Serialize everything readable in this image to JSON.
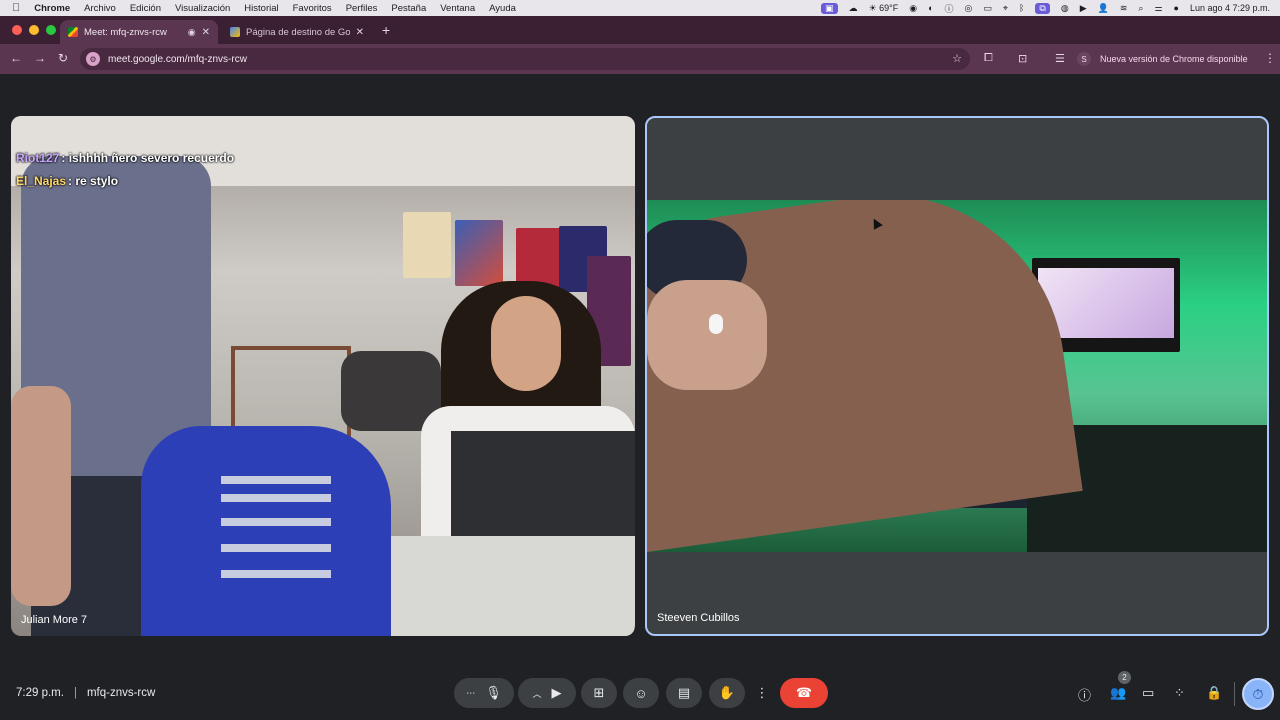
{
  "menubar": {
    "apple": "",
    "app_name": "Chrome",
    "menus": [
      "Archivo",
      "Edición",
      "Visualización",
      "Historial",
      "Favoritos",
      "Perfiles",
      "Pestaña",
      "Ventana",
      "Ayuda"
    ],
    "weather": "69°F",
    "datetime": "Lun ago 4  7:29 p.m."
  },
  "tabs": [
    {
      "title": "Meet: mfq-znvs-rcw",
      "active": true
    },
    {
      "title": "Página de destino de Google",
      "active": false
    }
  ],
  "toolbar": {
    "url": "meet.google.com/mfq-znvs-rcw",
    "profile_initial": "S",
    "update_label": "Nueva versión de Chrome disponible"
  },
  "tiles": {
    "left": {
      "name": "Julian More 7",
      "chat": [
        {
          "user": "Riot127",
          "user_color": "#c9a6ff",
          "text": ": ishhhh ñero severo recuerdo"
        },
        {
          "user": "El_Najas",
          "user_color": "#ffd86b",
          "text": ": re stylo"
        }
      ]
    },
    "right": {
      "name": "Steeven Cubillos"
    }
  },
  "bottom": {
    "time": "7:29 p.m.",
    "separator": "|",
    "meeting_code": "mfq-znvs-rcw",
    "people_count": "2"
  },
  "colors": {
    "active_speaker_border": "#a8c7fa",
    "end_call": "#ea4335",
    "tab_bg": "#3b1f33",
    "toolbar_bg": "#5a3650"
  }
}
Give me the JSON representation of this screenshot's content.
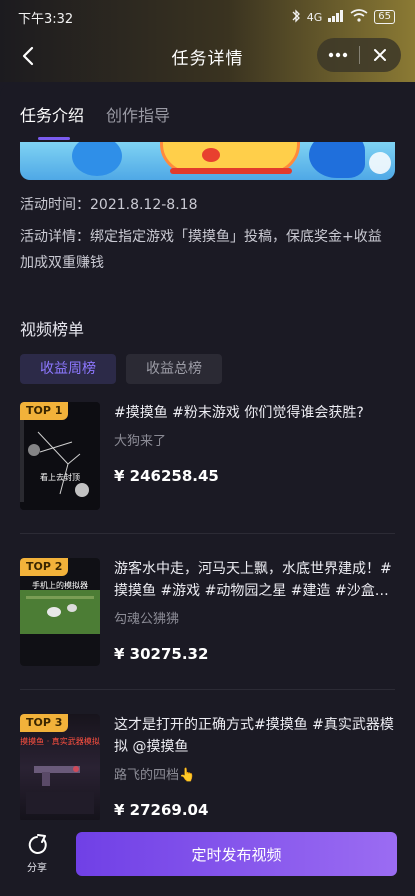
{
  "status_bar": {
    "time": "下午3:32",
    "network": "4G",
    "battery": "65"
  },
  "nav": {
    "title": "任务详情",
    "more_icon": "more-dots-icon",
    "close_icon": "close-icon"
  },
  "tabs": [
    {
      "label": "任务介绍",
      "active": true
    },
    {
      "label": "创作指导",
      "active": false
    }
  ],
  "activity": {
    "time": "活动时间：2021.8.12-8.18",
    "details": "活动详情：绑定指定游戏「摸摸鱼」投稿，保底奖金+收益加成双重赚钱"
  },
  "leaderboard": {
    "title": "视频榜单",
    "chips": [
      {
        "label": "收益周榜",
        "active": true
      },
      {
        "label": "收益总榜",
        "active": false
      }
    ],
    "items": [
      {
        "rank": "TOP 1",
        "title": "#摸摸鱼 #粉末游戏 你们觉得谁会获胜?",
        "author": "大狗来了",
        "amount": "¥ 246258.45",
        "thumb_caption": "看上去封顶"
      },
      {
        "rank": "TOP 2",
        "title": "游客水中走，河马天上飘，水底世界建成！#摸摸鱼 #游戏 #动物园之星 #建造 #沙盒…",
        "author": "勾魂公狒狒",
        "amount": "¥ 30275.32",
        "thumb_caption": "手机上的模拟器"
      },
      {
        "rank": "TOP 3",
        "title": "这才是打开的正确方式#摸摸鱼 #真实武器模拟 @摸摸鱼",
        "author": "路飞的四档👆",
        "amount": "¥ 27269.04",
        "thumb_caption": "摸摸鱼 · 真实武器模拟"
      }
    ]
  },
  "bottom": {
    "share_label": "分享",
    "publish_label": "定时发布视频"
  },
  "colors": {
    "accent": "#7b5cf0",
    "badge": "#f2b23a",
    "background": "#1b1a24"
  }
}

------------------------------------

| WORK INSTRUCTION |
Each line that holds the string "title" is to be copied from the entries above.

| RESPONSE BOX |
      "title": "Meet: mfq-znvs-rcw",
      "title": "Página de destino de Google",
    "title": "任务详情",
    "title": "视频榜单",
        "title": "#摸摸鱼 #粉末游戏 你们觉得谁会获胜?",
        "title": "游客水中走，河马天上飘，水底世界建成！#摸摸鱼 #游戏 #动物园之星 #建造 #沙盒…",
        "title": "这才是打开的正确方式#摸摸鱼 #真实武器模拟 @摸摸鱼",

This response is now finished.